## ENTRIES SHOWN

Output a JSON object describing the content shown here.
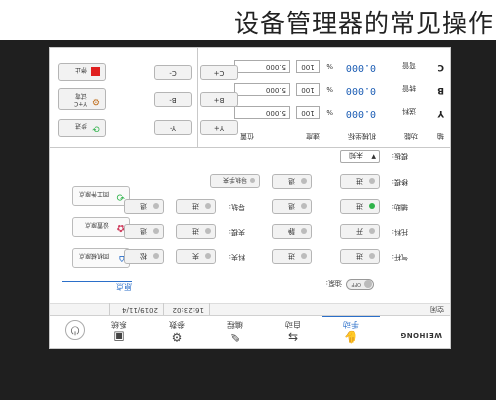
{
  "caption": "设备管理器的常见操作",
  "brand": "WEIHONG",
  "nav": [
    {
      "label": "手动",
      "icon": "hand-icon"
    },
    {
      "label": "自动",
      "icon": "auto-icon"
    },
    {
      "label": "编程",
      "icon": "program-icon"
    },
    {
      "label": "参数",
      "icon": "gear-icon"
    },
    {
      "label": "系统",
      "icon": "chip-icon"
    }
  ],
  "status": {
    "mode": "空闲",
    "date": "2019/11/4",
    "time": "16:23:02"
  },
  "side": {
    "title": "原点",
    "buttons": [
      "回机械原点",
      "设置原点",
      "回工件原点"
    ]
  },
  "io": {
    "toggle_label": "油泵:",
    "toggle_state": "OFF",
    "col1": [
      {
        "label": "气杆:",
        "text": "进"
      },
      {
        "label": "托料:",
        "text": "开"
      },
      {
        "label": "辅助:",
        "text": "进",
        "on": true
      },
      {
        "label": "移模:",
        "text": "进"
      },
      {
        "label": "模板:",
        "text": "未知",
        "select": true
      }
    ],
    "col2": [
      {
        "text": "进"
      },
      {
        "text": "静"
      },
      {
        "text": "退"
      },
      {
        "text": "退"
      }
    ],
    "col3": [
      {
        "label": "料夹:",
        "text": "夹"
      },
      {
        "label": "夹模:",
        "text": "进"
      },
      {
        "label": "导轨:",
        "text": "进"
      }
    ],
    "col4": [
      {
        "text": "松"
      },
      {
        "text": "退"
      },
      {
        "text": "退"
      }
    ],
    "manual_btn": "导轨手夹"
  },
  "table": {
    "headers": {
      "axis": "轴",
      "func": "功能",
      "mpos": "机械坐标",
      "speed": "速度",
      "pos": "位置"
    },
    "rows": [
      {
        "axis": "Y",
        "func": "送料",
        "mpos": "0.000",
        "speed": "100",
        "pct": "%",
        "pos": "5.000",
        "plus": "Y+",
        "minus": "Y-"
      },
      {
        "axis": "B",
        "func": "转管",
        "mpos": "0.000",
        "speed": "100",
        "pct": "%",
        "pos": "5.000",
        "plus": "B+",
        "minus": "B-"
      },
      {
        "axis": "C",
        "func": "弯管",
        "mpos": "0.000",
        "speed": "100",
        "pct": "%",
        "pos": "5.000",
        "plus": "C+",
        "minus": "C-"
      }
    ]
  },
  "actions": [
    "步进",
    "Y+C\n试弯",
    "停止"
  ],
  "colors": {
    "accent": "#2b6fc9",
    "on": "#2fb34a",
    "stop": "#e02020",
    "refresh": "#2fb34a"
  }
}
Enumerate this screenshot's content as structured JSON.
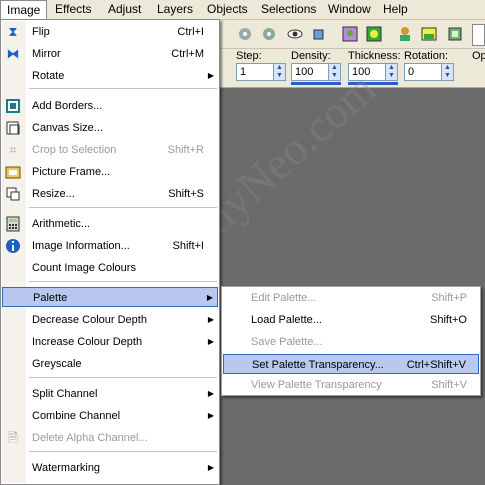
{
  "menubar": [
    "Image",
    "Effects",
    "Adjust",
    "Layers",
    "Objects",
    "Selections",
    "Window",
    "Help"
  ],
  "options": {
    "step_label": "Step:",
    "step_value": "1",
    "density_label": "Density:",
    "density_value": "100",
    "thickness_label": "Thickness:",
    "thickness_value": "100",
    "rotation_label": "Rotation:",
    "rotation_value": "0",
    "opacity_label": "Op"
  },
  "watermark": "SunnyNeo.com",
  "image_menu": {
    "flip": {
      "label": "Flip",
      "shortcut": "Ctrl+I"
    },
    "mirror": {
      "label": "Mirror",
      "shortcut": "Ctrl+M"
    },
    "rotate": {
      "label": "Rotate"
    },
    "add_borders": {
      "label": "Add Borders..."
    },
    "canvas_size": {
      "label": "Canvas Size..."
    },
    "crop_to_selection": {
      "label": "Crop to Selection",
      "shortcut": "Shift+R"
    },
    "picture_frame": {
      "label": "Picture Frame..."
    },
    "resize": {
      "label": "Resize...",
      "shortcut": "Shift+S"
    },
    "arithmetic": {
      "label": "Arithmetic..."
    },
    "image_information": {
      "label": "Image Information...",
      "shortcut": "Shift+I"
    },
    "count_image_colours": {
      "label": "Count Image Colours"
    },
    "palette": {
      "label": "Palette"
    },
    "decrease_colour_depth": {
      "label": "Decrease Colour Depth"
    },
    "increase_colour_depth": {
      "label": "Increase Colour Depth"
    },
    "greyscale": {
      "label": "Greyscale"
    },
    "split_channel": {
      "label": "Split Channel"
    },
    "combine_channel": {
      "label": "Combine Channel"
    },
    "delete_alpha_channel": {
      "label": "Delete Alpha Channel..."
    },
    "watermarking": {
      "label": "Watermarking"
    }
  },
  "palette_menu": {
    "edit_palette": {
      "label": "Edit Palette...",
      "shortcut": "Shift+P"
    },
    "load_palette": {
      "label": "Load Palette...",
      "shortcut": "Shift+O"
    },
    "save_palette": {
      "label": "Save Palette..."
    },
    "set_palette_transparency": {
      "label": "Set Palette Transparency...",
      "shortcut": "Ctrl+Shift+V"
    },
    "view_palette_transparency": {
      "label": "View Palette Transparency",
      "shortcut": "Shift+V"
    }
  },
  "colors": {
    "highlight": "#b8c8ef",
    "highlight_border": "#316ac5",
    "workspace": "#6b6b6b",
    "chrome": "#ece9d8"
  }
}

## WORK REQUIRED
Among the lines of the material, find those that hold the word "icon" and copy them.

## ANSWER SECTION
      "icon": "hand-icon"
      "icon": "auto-icon"
      "icon": "program-icon"
      "icon": "gear-icon"
      "icon": "chip-icon"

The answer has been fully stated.